I reviewed James Frey's new memoir My Friend Leonard for Time Out New York a few weeks ago. I didn't have many expectations when I took the assignment. I had read parts of his first memoir, A Million Little Pieces, and thought it wasn't bad but at the same time didn't get caught up in all of the excitement that seemed to be surrounding its publication. I had also read his essay in the Marc Josephs photo book American Pitbull, but I had sort of put that out of my mind. So I was suprised by how much I loved My Friend Leonard, which is a lonely, lonely little book that somehow manages to be mesmerizing.
The part that really got me--and I should have seen it coming--was the final third of the book, which deals in part with his pit bulls, Cassius and Bella. Frey decides he needs a companion and chooses a pit bull, because he's seen how playful a friend's pit is, and that is what he wants: a dog that will interact with him. In a brilliantly written scene, he answers an ad for pit bull puppies that takes him to an unfamiliar section of LA, where he picks a little pup that is the offspring of a large, scarred, imposing sire. What's brilliant about this scene is that even though he totally underplays the elements, the reader knows what Frey doesn't: this is a fighting dog, and his fear of the situation is part of Frey's decision to buy the puppy.
Cassius proves to be a wonderful companion, and for much of the rest of the book scenes are punctuated by the ritual of kissing Cassius, which is expected of anyone who enters or exits Frey's life.

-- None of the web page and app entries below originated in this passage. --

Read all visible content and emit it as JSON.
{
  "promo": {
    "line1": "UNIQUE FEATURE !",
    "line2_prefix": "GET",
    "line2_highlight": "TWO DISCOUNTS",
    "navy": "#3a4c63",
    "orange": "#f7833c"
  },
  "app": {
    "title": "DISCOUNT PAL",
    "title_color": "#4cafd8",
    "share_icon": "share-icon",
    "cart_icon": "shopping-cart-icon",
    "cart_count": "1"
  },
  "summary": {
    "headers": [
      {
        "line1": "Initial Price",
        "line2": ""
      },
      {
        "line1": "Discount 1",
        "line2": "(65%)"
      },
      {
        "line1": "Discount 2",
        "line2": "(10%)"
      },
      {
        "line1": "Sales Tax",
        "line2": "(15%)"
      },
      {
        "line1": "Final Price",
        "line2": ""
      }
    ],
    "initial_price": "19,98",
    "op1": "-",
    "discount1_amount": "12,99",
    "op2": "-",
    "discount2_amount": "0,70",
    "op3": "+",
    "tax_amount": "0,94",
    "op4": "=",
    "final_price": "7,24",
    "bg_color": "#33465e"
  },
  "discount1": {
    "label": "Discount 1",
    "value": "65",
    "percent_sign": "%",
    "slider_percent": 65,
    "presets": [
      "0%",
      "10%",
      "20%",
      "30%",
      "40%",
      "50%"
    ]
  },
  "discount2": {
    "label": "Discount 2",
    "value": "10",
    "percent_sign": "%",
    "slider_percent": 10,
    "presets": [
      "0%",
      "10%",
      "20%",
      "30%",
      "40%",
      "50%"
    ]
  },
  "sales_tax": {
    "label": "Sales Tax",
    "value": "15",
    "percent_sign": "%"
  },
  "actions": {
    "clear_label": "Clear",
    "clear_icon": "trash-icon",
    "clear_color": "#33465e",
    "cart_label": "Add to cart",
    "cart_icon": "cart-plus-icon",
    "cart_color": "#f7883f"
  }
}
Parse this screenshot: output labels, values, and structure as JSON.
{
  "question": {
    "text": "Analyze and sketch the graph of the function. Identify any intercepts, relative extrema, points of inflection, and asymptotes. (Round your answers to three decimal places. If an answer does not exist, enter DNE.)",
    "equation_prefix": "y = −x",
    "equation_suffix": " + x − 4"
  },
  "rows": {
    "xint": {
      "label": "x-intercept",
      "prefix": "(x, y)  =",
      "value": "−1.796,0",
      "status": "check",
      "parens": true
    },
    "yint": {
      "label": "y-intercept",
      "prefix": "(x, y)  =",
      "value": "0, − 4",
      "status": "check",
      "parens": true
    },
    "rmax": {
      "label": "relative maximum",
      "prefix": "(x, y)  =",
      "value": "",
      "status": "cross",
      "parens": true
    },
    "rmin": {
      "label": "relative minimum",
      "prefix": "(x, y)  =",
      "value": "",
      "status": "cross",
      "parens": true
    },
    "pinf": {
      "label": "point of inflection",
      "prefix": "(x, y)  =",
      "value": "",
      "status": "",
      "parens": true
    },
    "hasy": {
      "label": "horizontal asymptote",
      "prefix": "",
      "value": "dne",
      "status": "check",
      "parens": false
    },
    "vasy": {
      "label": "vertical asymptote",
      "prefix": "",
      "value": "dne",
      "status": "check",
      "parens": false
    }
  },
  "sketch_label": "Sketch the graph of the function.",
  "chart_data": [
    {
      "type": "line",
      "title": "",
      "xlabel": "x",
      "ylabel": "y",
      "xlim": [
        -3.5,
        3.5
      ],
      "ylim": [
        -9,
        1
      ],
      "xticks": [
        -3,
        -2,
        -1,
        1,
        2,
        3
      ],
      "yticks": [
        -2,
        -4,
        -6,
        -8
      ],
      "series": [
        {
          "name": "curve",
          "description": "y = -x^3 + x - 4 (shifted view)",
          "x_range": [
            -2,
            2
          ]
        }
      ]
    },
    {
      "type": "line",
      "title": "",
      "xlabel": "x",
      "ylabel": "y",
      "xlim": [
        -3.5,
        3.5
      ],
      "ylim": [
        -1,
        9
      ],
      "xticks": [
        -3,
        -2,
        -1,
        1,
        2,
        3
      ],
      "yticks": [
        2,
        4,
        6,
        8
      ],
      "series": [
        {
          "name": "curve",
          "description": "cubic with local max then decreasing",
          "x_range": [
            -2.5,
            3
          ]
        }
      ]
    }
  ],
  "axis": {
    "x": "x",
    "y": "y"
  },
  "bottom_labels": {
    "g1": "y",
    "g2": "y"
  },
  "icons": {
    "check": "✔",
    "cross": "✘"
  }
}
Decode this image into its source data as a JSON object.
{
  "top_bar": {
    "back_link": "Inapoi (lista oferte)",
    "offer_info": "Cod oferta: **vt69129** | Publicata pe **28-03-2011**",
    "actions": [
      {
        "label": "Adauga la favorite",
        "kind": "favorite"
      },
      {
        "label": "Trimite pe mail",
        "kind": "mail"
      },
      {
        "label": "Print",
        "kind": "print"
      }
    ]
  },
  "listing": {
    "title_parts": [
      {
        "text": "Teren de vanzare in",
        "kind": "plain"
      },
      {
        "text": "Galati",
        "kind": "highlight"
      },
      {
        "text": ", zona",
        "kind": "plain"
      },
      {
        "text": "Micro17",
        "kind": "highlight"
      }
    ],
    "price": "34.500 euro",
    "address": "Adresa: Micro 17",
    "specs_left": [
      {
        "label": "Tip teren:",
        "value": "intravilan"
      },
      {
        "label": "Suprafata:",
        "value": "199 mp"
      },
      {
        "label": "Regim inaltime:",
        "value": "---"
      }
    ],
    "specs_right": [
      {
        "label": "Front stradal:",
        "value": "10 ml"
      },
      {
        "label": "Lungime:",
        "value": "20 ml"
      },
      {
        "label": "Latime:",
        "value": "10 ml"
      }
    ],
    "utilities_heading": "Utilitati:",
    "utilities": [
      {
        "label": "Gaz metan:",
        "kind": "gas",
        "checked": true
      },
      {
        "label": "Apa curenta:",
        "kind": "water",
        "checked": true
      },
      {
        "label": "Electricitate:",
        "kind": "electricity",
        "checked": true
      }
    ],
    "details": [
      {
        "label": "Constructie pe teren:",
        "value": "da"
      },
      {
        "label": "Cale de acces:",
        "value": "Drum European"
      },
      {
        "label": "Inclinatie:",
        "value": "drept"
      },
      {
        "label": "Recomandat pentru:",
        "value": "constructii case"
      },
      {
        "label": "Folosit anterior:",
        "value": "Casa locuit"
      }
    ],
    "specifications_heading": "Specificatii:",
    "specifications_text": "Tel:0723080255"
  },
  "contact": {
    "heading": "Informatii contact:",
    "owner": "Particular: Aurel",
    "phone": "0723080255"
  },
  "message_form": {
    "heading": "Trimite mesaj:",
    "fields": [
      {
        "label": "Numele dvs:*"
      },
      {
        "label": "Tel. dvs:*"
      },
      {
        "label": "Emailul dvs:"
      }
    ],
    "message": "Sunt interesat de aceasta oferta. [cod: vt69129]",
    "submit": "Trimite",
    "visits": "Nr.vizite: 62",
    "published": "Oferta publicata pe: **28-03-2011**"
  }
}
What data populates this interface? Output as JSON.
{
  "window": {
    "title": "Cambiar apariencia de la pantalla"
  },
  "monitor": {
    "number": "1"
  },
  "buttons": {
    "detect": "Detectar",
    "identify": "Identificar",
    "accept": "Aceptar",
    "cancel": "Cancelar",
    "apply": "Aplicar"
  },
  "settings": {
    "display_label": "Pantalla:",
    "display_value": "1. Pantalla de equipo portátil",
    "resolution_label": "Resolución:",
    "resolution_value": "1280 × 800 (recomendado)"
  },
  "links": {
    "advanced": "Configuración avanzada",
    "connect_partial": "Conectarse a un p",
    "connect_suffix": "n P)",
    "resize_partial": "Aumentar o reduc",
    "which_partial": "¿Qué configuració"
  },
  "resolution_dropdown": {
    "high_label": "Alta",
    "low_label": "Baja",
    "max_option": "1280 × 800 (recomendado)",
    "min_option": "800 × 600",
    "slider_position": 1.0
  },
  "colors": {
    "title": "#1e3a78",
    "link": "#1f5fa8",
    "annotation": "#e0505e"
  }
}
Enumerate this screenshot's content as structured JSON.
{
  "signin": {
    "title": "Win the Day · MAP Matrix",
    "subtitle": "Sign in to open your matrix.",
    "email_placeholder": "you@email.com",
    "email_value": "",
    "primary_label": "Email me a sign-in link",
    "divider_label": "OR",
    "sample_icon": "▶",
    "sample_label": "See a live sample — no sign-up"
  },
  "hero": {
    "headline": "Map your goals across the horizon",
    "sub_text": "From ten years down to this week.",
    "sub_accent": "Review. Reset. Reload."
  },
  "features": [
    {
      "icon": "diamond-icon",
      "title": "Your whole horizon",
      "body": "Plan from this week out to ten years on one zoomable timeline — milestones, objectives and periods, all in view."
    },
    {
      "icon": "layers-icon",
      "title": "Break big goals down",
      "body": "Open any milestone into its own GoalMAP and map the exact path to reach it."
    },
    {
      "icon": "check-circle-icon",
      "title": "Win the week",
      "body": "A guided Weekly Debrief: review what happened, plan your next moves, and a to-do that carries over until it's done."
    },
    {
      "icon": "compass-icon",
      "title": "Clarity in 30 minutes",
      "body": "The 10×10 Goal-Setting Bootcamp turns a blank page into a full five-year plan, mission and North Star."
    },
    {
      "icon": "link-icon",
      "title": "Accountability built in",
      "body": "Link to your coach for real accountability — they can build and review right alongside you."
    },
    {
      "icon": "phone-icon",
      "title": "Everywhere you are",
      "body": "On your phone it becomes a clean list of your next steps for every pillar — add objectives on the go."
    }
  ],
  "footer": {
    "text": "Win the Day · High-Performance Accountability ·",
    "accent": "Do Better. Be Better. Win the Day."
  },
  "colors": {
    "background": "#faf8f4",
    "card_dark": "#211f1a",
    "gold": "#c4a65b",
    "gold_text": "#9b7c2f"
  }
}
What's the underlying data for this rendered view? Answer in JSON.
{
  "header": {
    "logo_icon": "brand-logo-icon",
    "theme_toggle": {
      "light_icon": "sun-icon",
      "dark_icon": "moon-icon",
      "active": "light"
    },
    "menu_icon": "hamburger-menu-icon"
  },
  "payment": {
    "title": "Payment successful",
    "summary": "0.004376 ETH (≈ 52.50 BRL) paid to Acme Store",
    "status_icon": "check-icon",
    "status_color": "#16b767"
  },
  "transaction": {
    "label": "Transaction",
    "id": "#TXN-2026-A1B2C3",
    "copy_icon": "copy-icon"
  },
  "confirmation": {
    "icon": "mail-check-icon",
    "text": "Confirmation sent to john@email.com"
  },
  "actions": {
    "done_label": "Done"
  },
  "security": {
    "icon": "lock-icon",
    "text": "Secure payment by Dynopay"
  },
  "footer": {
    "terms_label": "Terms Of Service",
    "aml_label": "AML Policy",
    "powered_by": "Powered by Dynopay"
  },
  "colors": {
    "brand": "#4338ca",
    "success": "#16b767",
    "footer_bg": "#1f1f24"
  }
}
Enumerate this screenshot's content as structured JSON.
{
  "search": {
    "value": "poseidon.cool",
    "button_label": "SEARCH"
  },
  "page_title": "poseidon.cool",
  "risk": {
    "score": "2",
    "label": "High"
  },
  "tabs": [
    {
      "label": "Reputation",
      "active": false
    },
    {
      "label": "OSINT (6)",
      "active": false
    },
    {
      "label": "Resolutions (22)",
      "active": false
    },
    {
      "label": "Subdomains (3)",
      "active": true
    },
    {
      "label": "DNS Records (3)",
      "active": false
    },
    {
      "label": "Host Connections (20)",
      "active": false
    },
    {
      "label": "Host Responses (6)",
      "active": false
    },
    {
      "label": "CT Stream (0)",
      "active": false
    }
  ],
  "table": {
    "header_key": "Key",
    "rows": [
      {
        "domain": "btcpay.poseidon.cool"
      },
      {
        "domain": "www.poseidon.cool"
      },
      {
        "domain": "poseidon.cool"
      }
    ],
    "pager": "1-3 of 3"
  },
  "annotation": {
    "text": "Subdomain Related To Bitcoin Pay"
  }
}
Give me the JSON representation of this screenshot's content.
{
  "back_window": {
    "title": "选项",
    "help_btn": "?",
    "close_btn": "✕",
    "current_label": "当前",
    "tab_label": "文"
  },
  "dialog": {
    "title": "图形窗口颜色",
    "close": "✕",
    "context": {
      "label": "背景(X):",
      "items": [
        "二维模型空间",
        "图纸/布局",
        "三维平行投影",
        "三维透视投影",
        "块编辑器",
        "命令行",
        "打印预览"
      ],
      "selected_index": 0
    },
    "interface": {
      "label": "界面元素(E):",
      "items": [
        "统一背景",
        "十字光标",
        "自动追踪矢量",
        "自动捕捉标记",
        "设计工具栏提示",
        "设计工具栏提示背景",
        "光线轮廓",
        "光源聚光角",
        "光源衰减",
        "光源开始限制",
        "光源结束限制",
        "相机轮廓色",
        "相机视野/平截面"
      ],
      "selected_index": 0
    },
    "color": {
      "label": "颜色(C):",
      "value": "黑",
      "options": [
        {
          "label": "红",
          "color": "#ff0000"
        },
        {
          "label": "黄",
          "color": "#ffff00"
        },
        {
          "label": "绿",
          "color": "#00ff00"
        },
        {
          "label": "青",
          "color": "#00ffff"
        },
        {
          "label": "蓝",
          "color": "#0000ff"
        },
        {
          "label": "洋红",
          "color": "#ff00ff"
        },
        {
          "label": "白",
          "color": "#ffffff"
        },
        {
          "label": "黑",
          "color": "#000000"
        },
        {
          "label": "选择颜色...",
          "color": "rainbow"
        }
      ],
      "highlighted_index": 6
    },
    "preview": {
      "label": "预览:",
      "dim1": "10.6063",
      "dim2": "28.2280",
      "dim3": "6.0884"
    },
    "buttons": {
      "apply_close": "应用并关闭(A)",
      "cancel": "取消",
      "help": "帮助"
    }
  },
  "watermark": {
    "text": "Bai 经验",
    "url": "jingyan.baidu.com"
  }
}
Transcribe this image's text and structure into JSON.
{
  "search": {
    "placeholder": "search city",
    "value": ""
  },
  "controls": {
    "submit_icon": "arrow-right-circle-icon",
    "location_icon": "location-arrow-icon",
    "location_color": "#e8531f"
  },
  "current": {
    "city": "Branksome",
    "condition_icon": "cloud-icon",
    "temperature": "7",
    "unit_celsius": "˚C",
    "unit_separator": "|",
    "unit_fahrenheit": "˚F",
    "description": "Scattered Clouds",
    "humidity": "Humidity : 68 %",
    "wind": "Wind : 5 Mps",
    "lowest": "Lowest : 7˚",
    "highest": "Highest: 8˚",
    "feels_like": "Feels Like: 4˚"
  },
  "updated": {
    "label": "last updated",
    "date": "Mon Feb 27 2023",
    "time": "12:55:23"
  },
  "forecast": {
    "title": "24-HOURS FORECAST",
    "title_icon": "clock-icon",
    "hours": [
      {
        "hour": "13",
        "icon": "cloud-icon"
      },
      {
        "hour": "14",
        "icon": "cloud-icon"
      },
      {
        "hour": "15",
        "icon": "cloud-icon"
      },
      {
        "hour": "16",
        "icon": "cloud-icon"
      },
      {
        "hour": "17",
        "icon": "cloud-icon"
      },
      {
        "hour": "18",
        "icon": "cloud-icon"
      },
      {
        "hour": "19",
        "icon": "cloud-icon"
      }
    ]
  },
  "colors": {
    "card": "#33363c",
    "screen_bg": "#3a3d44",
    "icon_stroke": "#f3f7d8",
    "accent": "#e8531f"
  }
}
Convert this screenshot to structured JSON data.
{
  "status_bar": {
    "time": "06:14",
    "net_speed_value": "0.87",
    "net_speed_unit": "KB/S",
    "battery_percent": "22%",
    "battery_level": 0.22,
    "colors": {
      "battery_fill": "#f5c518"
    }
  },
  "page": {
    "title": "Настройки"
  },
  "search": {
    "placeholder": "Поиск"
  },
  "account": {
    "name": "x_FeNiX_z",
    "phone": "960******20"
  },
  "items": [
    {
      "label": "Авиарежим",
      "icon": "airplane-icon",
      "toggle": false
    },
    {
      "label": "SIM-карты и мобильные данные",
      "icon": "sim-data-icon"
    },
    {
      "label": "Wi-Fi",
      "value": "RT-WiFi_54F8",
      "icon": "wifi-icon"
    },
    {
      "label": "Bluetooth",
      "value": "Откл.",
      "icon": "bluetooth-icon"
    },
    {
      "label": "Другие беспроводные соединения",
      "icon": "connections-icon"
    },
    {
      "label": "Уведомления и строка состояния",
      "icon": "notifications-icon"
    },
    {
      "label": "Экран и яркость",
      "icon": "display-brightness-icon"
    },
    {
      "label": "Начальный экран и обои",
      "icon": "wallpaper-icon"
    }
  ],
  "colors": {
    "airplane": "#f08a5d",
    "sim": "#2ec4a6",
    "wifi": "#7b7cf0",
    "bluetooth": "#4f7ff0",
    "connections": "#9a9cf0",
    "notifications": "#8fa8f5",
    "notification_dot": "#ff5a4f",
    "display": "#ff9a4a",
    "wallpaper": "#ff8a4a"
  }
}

Later, he acquires Bella, an abandoned pit bull--but as Cassius grows older, his fighting instincts kick in, and Frey has to choose the most responsible action for the sake of both animals.
And that's when I curled into a little sobbing ball in my bed.